In an interview with "Argumenty i fakty," No. 10, TV-Tsentr commentator Aleksei Pushkov, whose statist views often reflect those of the Kremlin, said that Moscow is afraid to encourage separatist claims in Georgia and Moldova because it faces the same problem in Chechnya. Moreover, if Moscow legitimizes the disintegration of Georgia and Moldova, it could set off a chain reaction in Ukraine and Kazakhstan, both of which have large ethnic Russian minorities concentrated in regions bordering Russia. "It seems that the Kremlin is seriously afraid of complications in our relations with our neighbors, although as far as I can tell there is nothing to be afraid of," Pushkov said.

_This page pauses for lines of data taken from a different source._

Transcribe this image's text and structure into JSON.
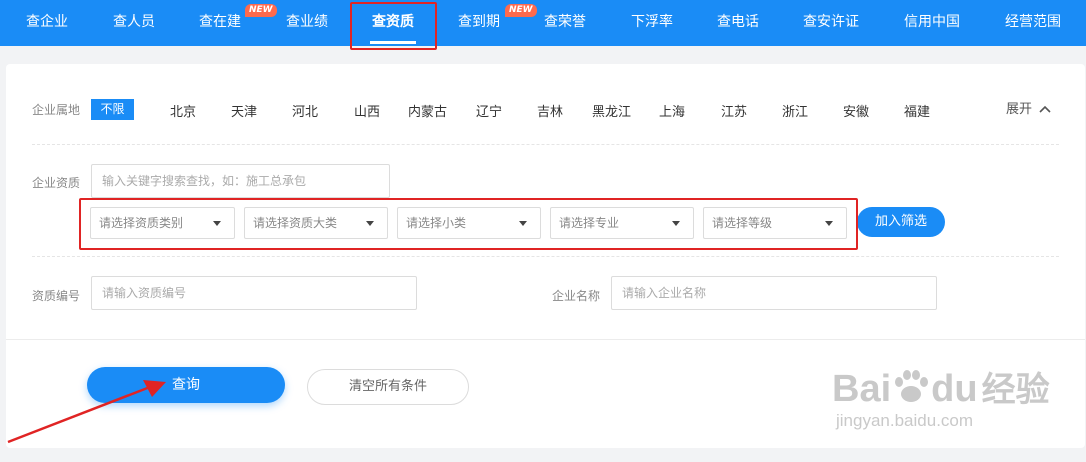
{
  "nav": {
    "items": [
      {
        "label": "查企业"
      },
      {
        "label": "查人员"
      },
      {
        "label": "查在建",
        "badge": "NEW"
      },
      {
        "label": "查业绩"
      },
      {
        "label": "查资质",
        "active": true
      },
      {
        "label": "查到期",
        "badge": "NEW"
      },
      {
        "label": "查荣誉"
      },
      {
        "label": "下浮率"
      },
      {
        "label": "查电话"
      },
      {
        "label": "查安许证"
      },
      {
        "label": "信用中国"
      },
      {
        "label": "经营范围"
      }
    ]
  },
  "filters": {
    "region_label": "企业属地",
    "region_all": "不限",
    "regions": [
      "北京",
      "天津",
      "河北",
      "山西",
      "内蒙古",
      "辽宁",
      "吉林",
      "黑龙江",
      "上海",
      "江苏",
      "浙江",
      "安徽",
      "福建"
    ],
    "expand_label": "展开",
    "qualification_label": "企业资质",
    "qualification_placeholder": "输入关键字搜索查找，如：施工总承包",
    "selects": [
      "请选择资质类别",
      "请选择资质大类",
      "请选择小类",
      "请选择专业",
      "请选择等级"
    ],
    "add_filter_label": "加入筛选",
    "cert_number_label": "资质编号",
    "cert_number_placeholder": "请输入资质编号",
    "company_name_label": "企业名称",
    "company_name_placeholder": "请输入企业名称"
  },
  "actions": {
    "query_label": "查询",
    "clear_label": "清空所有条件"
  },
  "watermark": {
    "brand": "Bai",
    "brand_tail": "du",
    "brand_cn": "经验",
    "url": "jingyan.baidu.com"
  },
  "colors": {
    "primary": "#1a8cf6",
    "highlight": "#e02424",
    "badge": "#ff6a4d"
  }
}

The introduction of the bill in the Duma indicates that those in Russia who harbor imperialist ambitions are not yet ready to surrender, despite the recent setbacks throughout the CIS. After Moscow's defeat in the Ukrainian presidential vote, political consultant Marat Gelman, who advised pro-Moscow presidential candidate Viktor Yanukovych in the election there, said that "Russia should now give up its imperial project," RosBalt reported on 29 December. "But although there is no chance of realizing any scenario of the restoration of the empire, our wounded imperial consciousness remains and is posing a serious problem."

        19 March: President Vladimir Putin to visit Kyiv
        20 March: Legislative elections in Voronezh and Vladimir
        20 March: Mayoral election in Chelyabinsk
        27 March: Mayoral elections in Surgut and Omsk
        27 March: City of Saratov to hold a referendum on whether the
city's mayor should continue to be directly elected
        27 March: Legislative elections in Amur Oblast and
Yamalo-Nenets Autonomous Okrug
        April: Term of Tula Oblast Governor Vasilii Starodubtsev to
        April: Russian Soyuz spacecraft to bring new crew to the
International Space Station
        13 April: Duma to review implementation of law on

monetization of in-kind social benefits and to hear report by Finance Minister Aleksei Kudrin

15 April: Duma expected to vote on second reading of amendments to the law on forming the State Duma that would introduce the proportional-representation system and eliminate the single-mandate districts

17 April: Krasnoyarsk Krai to hold a referendum on the question of merging the krai with the Taimyr and Evenk autonomous okrugs

9 May: Commemoration of the 60th anniversary of the end of World War II

        23 June: Yukos shareholders meeting
        4 July: 750th anniversary of the founding of Kaliningrad
        6-8 July: G-8 summit in Scotland
        September: First-ever Chinese-Russian military exercises to
be held on the Shandong Peninsula
        2006: Russia to host a G-8 summit in St. Petersburg
        1 January 2006: Date by which all political parties must

conform to law on political parties, which requires at least 50,000 members and branches in one-half of all federation subjects, or either reregister as public organizations or be dissolved